━━━━━ Supplied data
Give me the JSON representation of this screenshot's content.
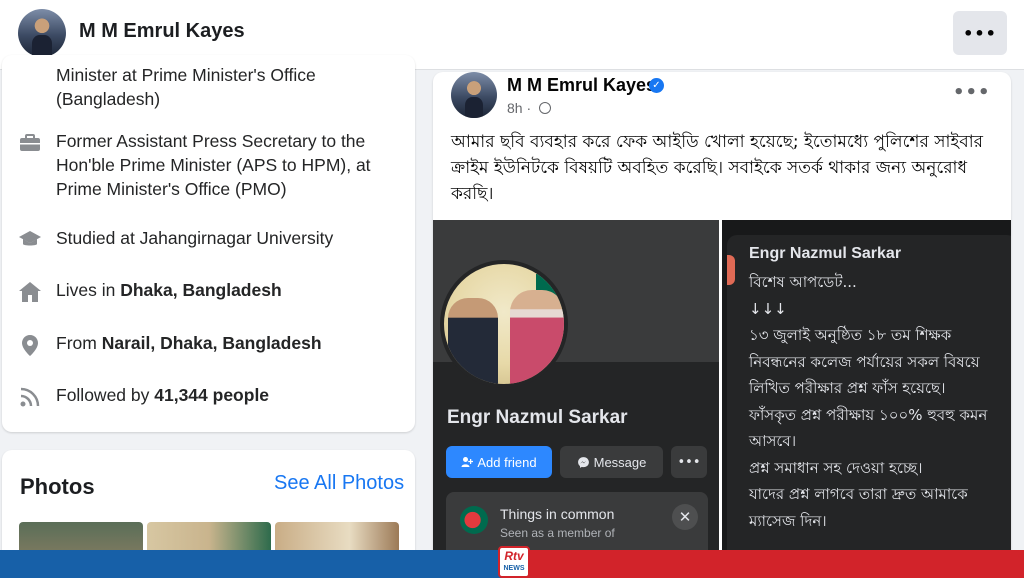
{
  "header": {
    "name": "M M Emrul Kayes",
    "more_label": "•••"
  },
  "intro": {
    "role_partial": "Minister at Prime Minister's Office (Bangladesh)",
    "work": "Former Assistant Press Secretary to the Hon'ble Prime Minister (APS to HPM), at Prime Minister's Office (PMO)",
    "education_prefix": "Studied at ",
    "education_value": "Jahangirnagar University",
    "lives_prefix": "Lives in ",
    "lives_value": "Dhaka, Bangladesh",
    "from_prefix": "From ",
    "from_value": "Narail, Dhaka, Bangladesh",
    "followed_prefix": "Followed by ",
    "followed_value": "41,344 people"
  },
  "photos": {
    "title": "Photos",
    "see_all": "See All Photos"
  },
  "post": {
    "author": "M M Emrul Kayes",
    "verified_mark": "✓",
    "time": "8h",
    "more_label": "•••",
    "text": "আমার ছবি ব্যবহার করে ফেক আইডি খোলা হয়েছে; ইতোমধ্যে পুলিশের সাইবার ক্রাইম ইউনিটকে বিষয়টি অবহিত করেছি। সবাইকে সতর্ক থাকার জন্য অনুরোধ করছি।"
  },
  "fake_profile": {
    "name": "Engr Nazmul Sarkar",
    "add_friend": "Add friend",
    "message": "Message",
    "more": "•••",
    "common_title": "Things in common",
    "common_sub": "Seen as a member of",
    "close": "✕"
  },
  "fake_post": {
    "name": "Engr Nazmul Sarkar",
    "lines": [
      "বিশেষ আপডেট...",
      "↓↓↓",
      "১৩ জুলাই অনুষ্ঠিত ১৮ তম শিক্ষক",
      "নিবন্ধনের কলেজ পর্যায়ের সকল বিষয়ে",
      "লিখিত পরীক্ষার প্রশ্ন ফাঁস হয়েছে।",
      "ফাঁসকৃত প্রশ্ন পরীক্ষায় ১০০% হুবহু কমন",
      "আসবে।",
      "প্রশ্ন সমাধান সহ দেওয়া হচ্ছে।",
      "যাদের প্রশ্ন লাগবে তারা দ্রুত আমাকে",
      "ম্যাসেজ দিন।"
    ]
  },
  "watermark": {
    "logo": "Rtv",
    "sub": "NEWS"
  }
}
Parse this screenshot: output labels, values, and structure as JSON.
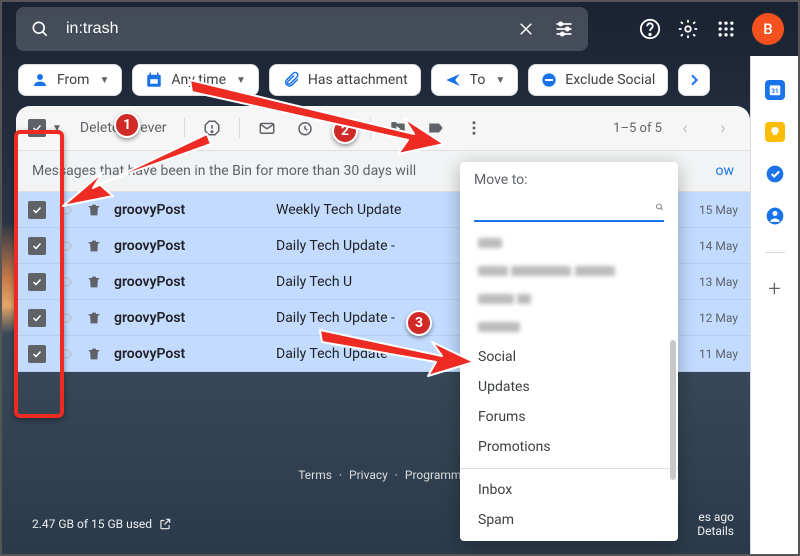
{
  "search": {
    "value": "in:trash"
  },
  "avatar": {
    "letter": "B"
  },
  "chips": {
    "from": "From",
    "anytime": "Any time",
    "attachment": "Has attachment",
    "to": "To",
    "exclude": "Exclude Social"
  },
  "toolbar": {
    "delete_label": "Delete forever",
    "pager_text": "1–5 of 5"
  },
  "banner": {
    "text": "Messages that have been in the Bin for more than 30 days will",
    "link": "ow"
  },
  "rows": [
    {
      "sender": "groovyPost",
      "subject": "Weekly Tech Update",
      "date": "15 May"
    },
    {
      "sender": "groovyPost",
      "subject": "Daily Tech Update -",
      "date": "14 May"
    },
    {
      "sender": "groovyPost",
      "subject": "Daily Tech U",
      "date": "13 May"
    },
    {
      "sender": "groovyPost",
      "subject": "Daily Tech Update -",
      "date": "12 May"
    },
    {
      "sender": "groovyPost",
      "subject": "Daily Tech Update -",
      "date": "11 May"
    }
  ],
  "popover": {
    "title": "Move to:",
    "items": [
      "Social",
      "Updates",
      "Forums",
      "Promotions"
    ],
    "bottom": [
      "Inbox",
      "Spam"
    ]
  },
  "footer": {
    "links": [
      "Terms",
      "Privacy",
      "Programme"
    ],
    "storage": "2.47 GB of 15 GB used",
    "right1": "es ago",
    "right2": "Details"
  },
  "markers": {
    "m1": "1",
    "m2": "2",
    "m3": "3"
  }
}
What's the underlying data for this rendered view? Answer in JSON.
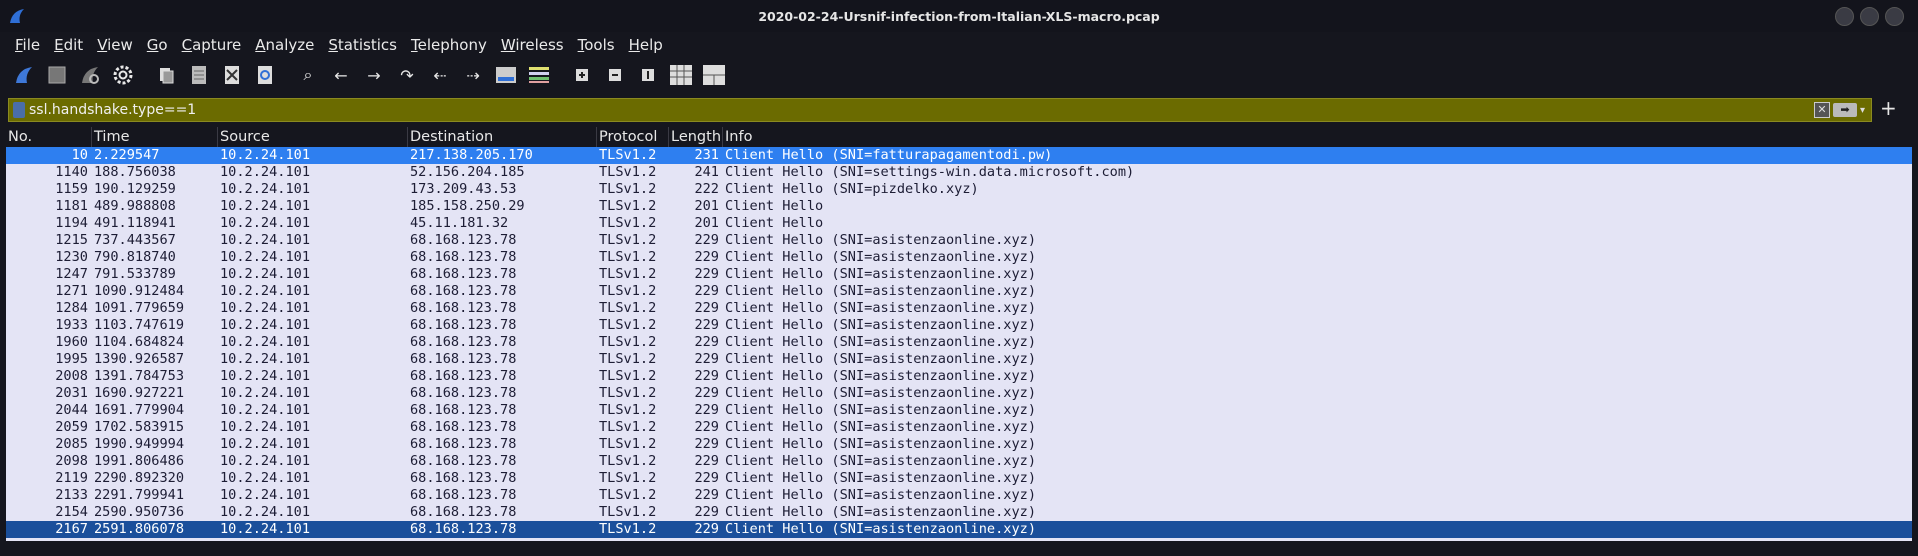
{
  "window": {
    "title": "2020-02-24-Ursnif-infection-from-Italian-XLS-macro.pcap"
  },
  "menu": [
    {
      "label": "File",
      "u": "F",
      "rest": "ile"
    },
    {
      "label": "Edit",
      "u": "E",
      "rest": "dit"
    },
    {
      "label": "View",
      "u": "V",
      "rest": "iew"
    },
    {
      "label": "Go",
      "u": "G",
      "rest": "o"
    },
    {
      "label": "Capture",
      "u": "C",
      "rest": "apture"
    },
    {
      "label": "Analyze",
      "u": "A",
      "rest": "nalyze"
    },
    {
      "label": "Statistics",
      "u": "S",
      "rest": "tatistics"
    },
    {
      "label": "Telephony",
      "u": "T",
      "rest": "elephony"
    },
    {
      "label": "Wireless",
      "u": "W",
      "rest": "ireless"
    },
    {
      "label": "Tools",
      "u": "T",
      "rest": "ools"
    },
    {
      "label": "Help",
      "u": "H",
      "rest": "elp"
    }
  ],
  "filter": {
    "value": "ssl.handshake.type==1"
  },
  "columns": {
    "no": "No.",
    "time": "Time",
    "source": "Source",
    "destination": "Destination",
    "protocol": "Protocol",
    "length": "Length",
    "info": "Info"
  },
  "packets": [
    {
      "no": "10",
      "time": "2.229547",
      "src": "10.2.24.101",
      "dst": "217.138.205.170",
      "proto": "TLSv1.2",
      "len": "231",
      "info": "Client Hello (SNI=fatturapagamentodi.pw)",
      "state": "sel1"
    },
    {
      "no": "1140",
      "time": "188.756038",
      "src": "10.2.24.101",
      "dst": "52.156.204.185",
      "proto": "TLSv1.2",
      "len": "241",
      "info": "Client Hello (SNI=settings-win.data.microsoft.com)",
      "state": ""
    },
    {
      "no": "1159",
      "time": "190.129259",
      "src": "10.2.24.101",
      "dst": "173.209.43.53",
      "proto": "TLSv1.2",
      "len": "222",
      "info": "Client Hello (SNI=pizdelko.xyz)",
      "state": ""
    },
    {
      "no": "1181",
      "time": "489.988808",
      "src": "10.2.24.101",
      "dst": "185.158.250.29",
      "proto": "TLSv1.2",
      "len": "201",
      "info": "Client Hello",
      "state": ""
    },
    {
      "no": "1194",
      "time": "491.118941",
      "src": "10.2.24.101",
      "dst": "45.11.181.32",
      "proto": "TLSv1.2",
      "len": "201",
      "info": "Client Hello",
      "state": ""
    },
    {
      "no": "1215",
      "time": "737.443567",
      "src": "10.2.24.101",
      "dst": "68.168.123.78",
      "proto": "TLSv1.2",
      "len": "229",
      "info": "Client Hello (SNI=asistenzaonline.xyz)",
      "state": ""
    },
    {
      "no": "1230",
      "time": "790.818740",
      "src": "10.2.24.101",
      "dst": "68.168.123.78",
      "proto": "TLSv1.2",
      "len": "229",
      "info": "Client Hello (SNI=asistenzaonline.xyz)",
      "state": ""
    },
    {
      "no": "1247",
      "time": "791.533789",
      "src": "10.2.24.101",
      "dst": "68.168.123.78",
      "proto": "TLSv1.2",
      "len": "229",
      "info": "Client Hello (SNI=asistenzaonline.xyz)",
      "state": ""
    },
    {
      "no": "1271",
      "time": "1090.912484",
      "src": "10.2.24.101",
      "dst": "68.168.123.78",
      "proto": "TLSv1.2",
      "len": "229",
      "info": "Client Hello (SNI=asistenzaonline.xyz)",
      "state": ""
    },
    {
      "no": "1284",
      "time": "1091.779659",
      "src": "10.2.24.101",
      "dst": "68.168.123.78",
      "proto": "TLSv1.2",
      "len": "229",
      "info": "Client Hello (SNI=asistenzaonline.xyz)",
      "state": ""
    },
    {
      "no": "1933",
      "time": "1103.747619",
      "src": "10.2.24.101",
      "dst": "68.168.123.78",
      "proto": "TLSv1.2",
      "len": "229",
      "info": "Client Hello (SNI=asistenzaonline.xyz)",
      "state": ""
    },
    {
      "no": "1960",
      "time": "1104.684824",
      "src": "10.2.24.101",
      "dst": "68.168.123.78",
      "proto": "TLSv1.2",
      "len": "229",
      "info": "Client Hello (SNI=asistenzaonline.xyz)",
      "state": ""
    },
    {
      "no": "1995",
      "time": "1390.926587",
      "src": "10.2.24.101",
      "dst": "68.168.123.78",
      "proto": "TLSv1.2",
      "len": "229",
      "info": "Client Hello (SNI=asistenzaonline.xyz)",
      "state": ""
    },
    {
      "no": "2008",
      "time": "1391.784753",
      "src": "10.2.24.101",
      "dst": "68.168.123.78",
      "proto": "TLSv1.2",
      "len": "229",
      "info": "Client Hello (SNI=asistenzaonline.xyz)",
      "state": ""
    },
    {
      "no": "2031",
      "time": "1690.927221",
      "src": "10.2.24.101",
      "dst": "68.168.123.78",
      "proto": "TLSv1.2",
      "len": "229",
      "info": "Client Hello (SNI=asistenzaonline.xyz)",
      "state": ""
    },
    {
      "no": "2044",
      "time": "1691.779904",
      "src": "10.2.24.101",
      "dst": "68.168.123.78",
      "proto": "TLSv1.2",
      "len": "229",
      "info": "Client Hello (SNI=asistenzaonline.xyz)",
      "state": ""
    },
    {
      "no": "2059",
      "time": "1702.583915",
      "src": "10.2.24.101",
      "dst": "68.168.123.78",
      "proto": "TLSv1.2",
      "len": "229",
      "info": "Client Hello (SNI=asistenzaonline.xyz)",
      "state": ""
    },
    {
      "no": "2085",
      "time": "1990.949994",
      "src": "10.2.24.101",
      "dst": "68.168.123.78",
      "proto": "TLSv1.2",
      "len": "229",
      "info": "Client Hello (SNI=asistenzaonline.xyz)",
      "state": ""
    },
    {
      "no": "2098",
      "time": "1991.806486",
      "src": "10.2.24.101",
      "dst": "68.168.123.78",
      "proto": "TLSv1.2",
      "len": "229",
      "info": "Client Hello (SNI=asistenzaonline.xyz)",
      "state": ""
    },
    {
      "no": "2119",
      "time": "2290.892320",
      "src": "10.2.24.101",
      "dst": "68.168.123.78",
      "proto": "TLSv1.2",
      "len": "229",
      "info": "Client Hello (SNI=asistenzaonline.xyz)",
      "state": ""
    },
    {
      "no": "2133",
      "time": "2291.799941",
      "src": "10.2.24.101",
      "dst": "68.168.123.78",
      "proto": "TLSv1.2",
      "len": "229",
      "info": "Client Hello (SNI=asistenzaonline.xyz)",
      "state": ""
    },
    {
      "no": "2154",
      "time": "2590.950736",
      "src": "10.2.24.101",
      "dst": "68.168.123.78",
      "proto": "TLSv1.2",
      "len": "229",
      "info": "Client Hello (SNI=asistenzaonline.xyz)",
      "state": ""
    },
    {
      "no": "2167",
      "time": "2591.806078",
      "src": "10.2.24.101",
      "dst": "68.168.123.78",
      "proto": "TLSv1.2",
      "len": "229",
      "info": "Client Hello (SNI=asistenzaonline.xyz)",
      "state": "sel2"
    }
  ],
  "colors": {
    "filter_bg": "#6b6b00",
    "row_bg": "#e4e4f5",
    "selected": "#2e7ff0",
    "selected_secondary": "#1b4f9b"
  }
}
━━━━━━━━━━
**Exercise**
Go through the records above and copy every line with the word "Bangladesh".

**Finished exercise**
    "role_partial": "Minister at Prime Minister's Office (Bangladesh)",
    "lives_value": "Dhaka, Bangladesh",
    "from_value": "Narail, Dhaka, Bangladesh",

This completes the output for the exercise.